**Exercise details:** Look through the entries below and return all lines including the word "that".

**Available data:**
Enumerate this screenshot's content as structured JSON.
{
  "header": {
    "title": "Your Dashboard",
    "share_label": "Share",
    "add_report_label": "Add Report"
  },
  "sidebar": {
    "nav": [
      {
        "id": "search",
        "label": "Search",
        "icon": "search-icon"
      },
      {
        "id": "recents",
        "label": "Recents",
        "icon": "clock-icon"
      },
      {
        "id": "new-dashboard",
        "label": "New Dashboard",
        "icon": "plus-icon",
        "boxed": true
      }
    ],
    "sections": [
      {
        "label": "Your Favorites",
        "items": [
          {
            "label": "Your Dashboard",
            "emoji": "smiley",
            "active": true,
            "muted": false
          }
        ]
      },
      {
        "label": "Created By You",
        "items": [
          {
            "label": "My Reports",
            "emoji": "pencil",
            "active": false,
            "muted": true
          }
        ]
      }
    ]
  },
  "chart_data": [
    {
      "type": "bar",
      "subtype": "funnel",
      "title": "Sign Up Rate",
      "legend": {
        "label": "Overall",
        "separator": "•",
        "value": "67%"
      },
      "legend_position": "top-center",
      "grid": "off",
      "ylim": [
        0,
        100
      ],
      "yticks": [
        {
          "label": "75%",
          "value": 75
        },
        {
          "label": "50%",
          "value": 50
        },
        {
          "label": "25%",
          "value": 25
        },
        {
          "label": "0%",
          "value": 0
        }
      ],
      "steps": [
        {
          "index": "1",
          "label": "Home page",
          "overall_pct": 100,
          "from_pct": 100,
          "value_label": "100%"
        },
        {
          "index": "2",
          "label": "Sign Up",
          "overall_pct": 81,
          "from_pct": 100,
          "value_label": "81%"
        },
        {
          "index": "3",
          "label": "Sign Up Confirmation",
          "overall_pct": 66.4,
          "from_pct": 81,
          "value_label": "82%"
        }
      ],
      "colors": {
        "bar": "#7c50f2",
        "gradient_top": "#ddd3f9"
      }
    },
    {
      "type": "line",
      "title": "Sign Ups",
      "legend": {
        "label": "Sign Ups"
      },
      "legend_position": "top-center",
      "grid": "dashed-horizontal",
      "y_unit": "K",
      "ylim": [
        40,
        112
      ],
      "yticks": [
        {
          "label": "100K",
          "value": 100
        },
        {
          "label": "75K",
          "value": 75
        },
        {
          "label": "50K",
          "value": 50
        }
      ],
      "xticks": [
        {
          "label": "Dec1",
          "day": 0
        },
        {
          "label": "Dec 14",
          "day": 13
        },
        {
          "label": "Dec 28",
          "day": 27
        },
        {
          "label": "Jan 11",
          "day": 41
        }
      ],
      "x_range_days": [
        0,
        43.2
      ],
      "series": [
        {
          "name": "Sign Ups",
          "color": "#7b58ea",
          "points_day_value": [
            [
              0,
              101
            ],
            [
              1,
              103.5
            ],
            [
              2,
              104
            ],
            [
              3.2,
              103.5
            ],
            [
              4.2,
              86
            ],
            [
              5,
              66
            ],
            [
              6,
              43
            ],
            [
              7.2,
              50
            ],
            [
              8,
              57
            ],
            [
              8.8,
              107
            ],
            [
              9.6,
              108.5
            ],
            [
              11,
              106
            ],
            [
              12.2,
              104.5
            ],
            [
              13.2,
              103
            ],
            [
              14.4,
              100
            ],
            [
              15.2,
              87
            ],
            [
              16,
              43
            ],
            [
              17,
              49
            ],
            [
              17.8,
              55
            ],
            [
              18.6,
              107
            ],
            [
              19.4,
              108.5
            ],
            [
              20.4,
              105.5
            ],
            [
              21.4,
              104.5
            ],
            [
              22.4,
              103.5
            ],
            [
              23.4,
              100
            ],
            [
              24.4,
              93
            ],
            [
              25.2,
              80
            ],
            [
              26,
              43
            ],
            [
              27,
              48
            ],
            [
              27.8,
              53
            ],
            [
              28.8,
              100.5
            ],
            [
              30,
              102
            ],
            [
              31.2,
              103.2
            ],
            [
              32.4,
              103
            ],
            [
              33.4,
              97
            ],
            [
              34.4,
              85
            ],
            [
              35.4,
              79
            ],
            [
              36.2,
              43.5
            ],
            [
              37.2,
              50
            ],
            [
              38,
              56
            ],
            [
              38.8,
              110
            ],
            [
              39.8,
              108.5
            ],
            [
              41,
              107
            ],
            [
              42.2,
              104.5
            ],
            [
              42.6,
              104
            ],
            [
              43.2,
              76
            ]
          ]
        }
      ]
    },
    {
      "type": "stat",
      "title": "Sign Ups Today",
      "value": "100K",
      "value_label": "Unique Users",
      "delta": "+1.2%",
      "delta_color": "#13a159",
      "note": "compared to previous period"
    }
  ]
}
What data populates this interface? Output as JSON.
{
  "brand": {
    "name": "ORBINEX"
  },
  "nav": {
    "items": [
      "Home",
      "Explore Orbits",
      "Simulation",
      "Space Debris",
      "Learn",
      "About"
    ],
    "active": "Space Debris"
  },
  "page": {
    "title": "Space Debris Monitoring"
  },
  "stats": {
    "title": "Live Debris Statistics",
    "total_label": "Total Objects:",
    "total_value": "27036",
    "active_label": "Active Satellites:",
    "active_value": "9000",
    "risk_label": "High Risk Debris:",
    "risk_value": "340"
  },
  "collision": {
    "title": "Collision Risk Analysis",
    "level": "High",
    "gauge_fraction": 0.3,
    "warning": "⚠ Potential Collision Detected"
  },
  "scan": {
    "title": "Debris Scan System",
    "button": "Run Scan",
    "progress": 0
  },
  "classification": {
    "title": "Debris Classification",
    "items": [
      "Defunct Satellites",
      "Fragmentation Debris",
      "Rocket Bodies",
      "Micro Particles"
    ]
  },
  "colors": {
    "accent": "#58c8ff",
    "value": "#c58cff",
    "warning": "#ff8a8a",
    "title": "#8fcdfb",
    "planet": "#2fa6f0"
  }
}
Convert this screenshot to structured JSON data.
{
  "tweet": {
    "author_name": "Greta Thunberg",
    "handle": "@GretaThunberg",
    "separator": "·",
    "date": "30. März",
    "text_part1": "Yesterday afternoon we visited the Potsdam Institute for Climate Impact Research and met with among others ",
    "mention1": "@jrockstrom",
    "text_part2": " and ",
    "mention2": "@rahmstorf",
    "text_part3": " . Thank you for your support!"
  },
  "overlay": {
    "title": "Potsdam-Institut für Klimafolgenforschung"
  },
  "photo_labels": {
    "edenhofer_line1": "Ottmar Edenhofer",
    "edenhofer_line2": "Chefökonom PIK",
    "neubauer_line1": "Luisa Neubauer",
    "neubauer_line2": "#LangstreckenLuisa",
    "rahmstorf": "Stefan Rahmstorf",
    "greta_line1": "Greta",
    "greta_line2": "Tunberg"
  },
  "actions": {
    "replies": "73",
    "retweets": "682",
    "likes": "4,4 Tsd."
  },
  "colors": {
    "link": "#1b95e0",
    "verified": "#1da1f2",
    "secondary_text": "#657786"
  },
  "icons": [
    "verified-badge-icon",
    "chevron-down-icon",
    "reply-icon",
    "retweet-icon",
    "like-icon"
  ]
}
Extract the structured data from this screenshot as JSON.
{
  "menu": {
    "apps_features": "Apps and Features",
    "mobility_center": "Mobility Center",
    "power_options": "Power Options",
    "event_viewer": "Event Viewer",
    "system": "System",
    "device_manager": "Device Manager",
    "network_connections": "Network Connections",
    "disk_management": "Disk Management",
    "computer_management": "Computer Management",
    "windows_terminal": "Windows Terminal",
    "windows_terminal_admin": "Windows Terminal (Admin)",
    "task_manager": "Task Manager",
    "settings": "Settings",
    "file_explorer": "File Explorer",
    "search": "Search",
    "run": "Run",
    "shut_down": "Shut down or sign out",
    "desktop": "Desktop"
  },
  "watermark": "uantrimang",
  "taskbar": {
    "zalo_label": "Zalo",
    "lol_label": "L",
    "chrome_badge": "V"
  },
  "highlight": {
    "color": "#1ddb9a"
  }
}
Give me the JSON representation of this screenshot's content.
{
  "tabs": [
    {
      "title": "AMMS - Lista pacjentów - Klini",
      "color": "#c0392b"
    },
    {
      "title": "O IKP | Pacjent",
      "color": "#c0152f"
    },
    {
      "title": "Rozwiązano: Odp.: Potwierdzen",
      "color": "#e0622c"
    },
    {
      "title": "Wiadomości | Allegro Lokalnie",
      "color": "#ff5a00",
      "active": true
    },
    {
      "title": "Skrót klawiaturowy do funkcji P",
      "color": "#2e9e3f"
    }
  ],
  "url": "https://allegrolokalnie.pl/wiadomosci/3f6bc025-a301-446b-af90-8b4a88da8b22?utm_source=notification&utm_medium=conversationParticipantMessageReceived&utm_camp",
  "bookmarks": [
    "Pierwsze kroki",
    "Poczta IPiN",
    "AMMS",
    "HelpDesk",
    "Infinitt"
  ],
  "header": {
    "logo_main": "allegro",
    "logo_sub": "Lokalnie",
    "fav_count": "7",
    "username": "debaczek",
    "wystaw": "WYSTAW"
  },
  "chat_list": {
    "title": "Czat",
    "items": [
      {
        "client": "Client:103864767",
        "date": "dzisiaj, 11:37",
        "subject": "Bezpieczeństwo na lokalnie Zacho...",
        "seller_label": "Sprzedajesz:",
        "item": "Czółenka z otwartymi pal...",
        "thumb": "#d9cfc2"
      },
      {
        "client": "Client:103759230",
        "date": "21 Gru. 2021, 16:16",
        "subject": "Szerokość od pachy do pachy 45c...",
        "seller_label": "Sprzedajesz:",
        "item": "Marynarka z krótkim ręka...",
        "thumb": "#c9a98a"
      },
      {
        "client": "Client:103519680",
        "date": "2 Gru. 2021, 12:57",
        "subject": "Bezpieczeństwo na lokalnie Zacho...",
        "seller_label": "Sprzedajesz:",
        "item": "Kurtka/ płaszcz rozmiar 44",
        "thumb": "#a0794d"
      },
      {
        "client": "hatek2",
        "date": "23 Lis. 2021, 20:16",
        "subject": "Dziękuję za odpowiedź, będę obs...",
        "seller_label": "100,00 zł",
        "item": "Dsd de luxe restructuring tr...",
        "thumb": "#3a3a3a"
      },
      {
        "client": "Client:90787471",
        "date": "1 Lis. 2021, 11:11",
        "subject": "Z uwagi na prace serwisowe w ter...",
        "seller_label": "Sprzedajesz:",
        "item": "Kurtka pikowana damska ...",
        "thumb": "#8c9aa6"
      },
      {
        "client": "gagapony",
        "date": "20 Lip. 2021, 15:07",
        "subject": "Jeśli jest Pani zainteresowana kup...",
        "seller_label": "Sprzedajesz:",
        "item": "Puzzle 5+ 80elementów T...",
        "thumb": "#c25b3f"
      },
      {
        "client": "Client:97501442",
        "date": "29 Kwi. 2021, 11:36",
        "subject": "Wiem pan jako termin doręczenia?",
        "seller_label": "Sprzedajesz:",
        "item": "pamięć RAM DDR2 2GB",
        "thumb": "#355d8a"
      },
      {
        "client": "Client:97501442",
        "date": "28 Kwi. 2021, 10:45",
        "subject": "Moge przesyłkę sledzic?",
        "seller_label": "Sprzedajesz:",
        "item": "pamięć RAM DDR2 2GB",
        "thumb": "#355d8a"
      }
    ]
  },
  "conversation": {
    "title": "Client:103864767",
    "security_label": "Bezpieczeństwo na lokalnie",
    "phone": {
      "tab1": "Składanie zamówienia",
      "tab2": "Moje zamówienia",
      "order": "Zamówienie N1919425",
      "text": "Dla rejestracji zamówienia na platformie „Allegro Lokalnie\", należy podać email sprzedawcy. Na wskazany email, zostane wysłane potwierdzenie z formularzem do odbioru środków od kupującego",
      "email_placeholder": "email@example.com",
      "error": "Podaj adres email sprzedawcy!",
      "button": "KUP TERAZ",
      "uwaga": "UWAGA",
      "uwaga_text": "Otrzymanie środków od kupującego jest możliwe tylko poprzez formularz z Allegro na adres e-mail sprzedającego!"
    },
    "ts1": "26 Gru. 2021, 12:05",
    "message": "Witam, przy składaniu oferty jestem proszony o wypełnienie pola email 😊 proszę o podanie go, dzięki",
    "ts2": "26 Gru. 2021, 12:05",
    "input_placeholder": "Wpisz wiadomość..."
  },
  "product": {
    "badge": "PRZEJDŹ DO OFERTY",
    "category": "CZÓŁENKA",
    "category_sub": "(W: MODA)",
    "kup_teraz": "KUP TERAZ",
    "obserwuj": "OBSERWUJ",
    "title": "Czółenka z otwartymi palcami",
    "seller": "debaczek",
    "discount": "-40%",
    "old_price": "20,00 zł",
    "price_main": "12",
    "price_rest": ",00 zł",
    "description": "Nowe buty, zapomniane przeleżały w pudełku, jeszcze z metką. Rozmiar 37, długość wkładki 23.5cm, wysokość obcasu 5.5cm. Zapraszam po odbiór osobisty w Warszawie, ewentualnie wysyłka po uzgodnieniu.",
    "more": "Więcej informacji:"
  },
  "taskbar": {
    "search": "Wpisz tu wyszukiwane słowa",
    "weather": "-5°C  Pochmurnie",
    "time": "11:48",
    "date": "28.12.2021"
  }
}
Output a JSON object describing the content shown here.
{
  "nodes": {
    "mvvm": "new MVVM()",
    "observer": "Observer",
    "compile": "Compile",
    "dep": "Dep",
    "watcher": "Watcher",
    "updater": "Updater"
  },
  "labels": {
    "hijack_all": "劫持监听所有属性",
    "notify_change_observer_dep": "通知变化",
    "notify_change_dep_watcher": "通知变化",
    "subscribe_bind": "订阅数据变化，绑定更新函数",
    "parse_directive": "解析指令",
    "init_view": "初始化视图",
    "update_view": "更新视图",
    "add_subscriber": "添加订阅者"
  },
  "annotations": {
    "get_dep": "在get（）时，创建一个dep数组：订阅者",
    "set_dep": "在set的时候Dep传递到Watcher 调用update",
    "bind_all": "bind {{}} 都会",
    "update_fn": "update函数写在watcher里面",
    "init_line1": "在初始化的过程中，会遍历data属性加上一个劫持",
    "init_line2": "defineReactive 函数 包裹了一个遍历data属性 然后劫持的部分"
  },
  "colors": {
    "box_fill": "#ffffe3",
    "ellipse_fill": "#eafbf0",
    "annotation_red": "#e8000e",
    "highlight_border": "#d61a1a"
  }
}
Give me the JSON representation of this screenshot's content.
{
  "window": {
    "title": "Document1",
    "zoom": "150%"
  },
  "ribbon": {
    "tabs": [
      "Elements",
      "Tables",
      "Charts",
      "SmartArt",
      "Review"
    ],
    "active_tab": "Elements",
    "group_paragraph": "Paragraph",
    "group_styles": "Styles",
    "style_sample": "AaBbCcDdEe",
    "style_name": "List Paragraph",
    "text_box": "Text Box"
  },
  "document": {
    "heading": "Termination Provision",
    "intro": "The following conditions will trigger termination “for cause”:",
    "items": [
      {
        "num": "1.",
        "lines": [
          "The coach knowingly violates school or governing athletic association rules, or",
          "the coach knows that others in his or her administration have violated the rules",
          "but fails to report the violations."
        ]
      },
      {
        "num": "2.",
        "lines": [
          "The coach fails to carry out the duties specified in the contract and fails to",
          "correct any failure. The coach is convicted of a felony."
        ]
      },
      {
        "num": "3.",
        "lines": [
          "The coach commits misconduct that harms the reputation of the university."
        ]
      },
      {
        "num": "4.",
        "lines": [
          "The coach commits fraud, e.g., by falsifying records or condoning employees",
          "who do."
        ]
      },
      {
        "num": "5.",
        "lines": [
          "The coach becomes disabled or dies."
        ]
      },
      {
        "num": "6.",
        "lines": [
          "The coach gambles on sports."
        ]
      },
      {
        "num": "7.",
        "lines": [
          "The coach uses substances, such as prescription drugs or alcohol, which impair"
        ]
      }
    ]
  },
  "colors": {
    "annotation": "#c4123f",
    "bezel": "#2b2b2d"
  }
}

**Task output:**
          "the coach knows that others in his or her administration have violated the rules",
          "The coach commits misconduct that harms the reputation of the university."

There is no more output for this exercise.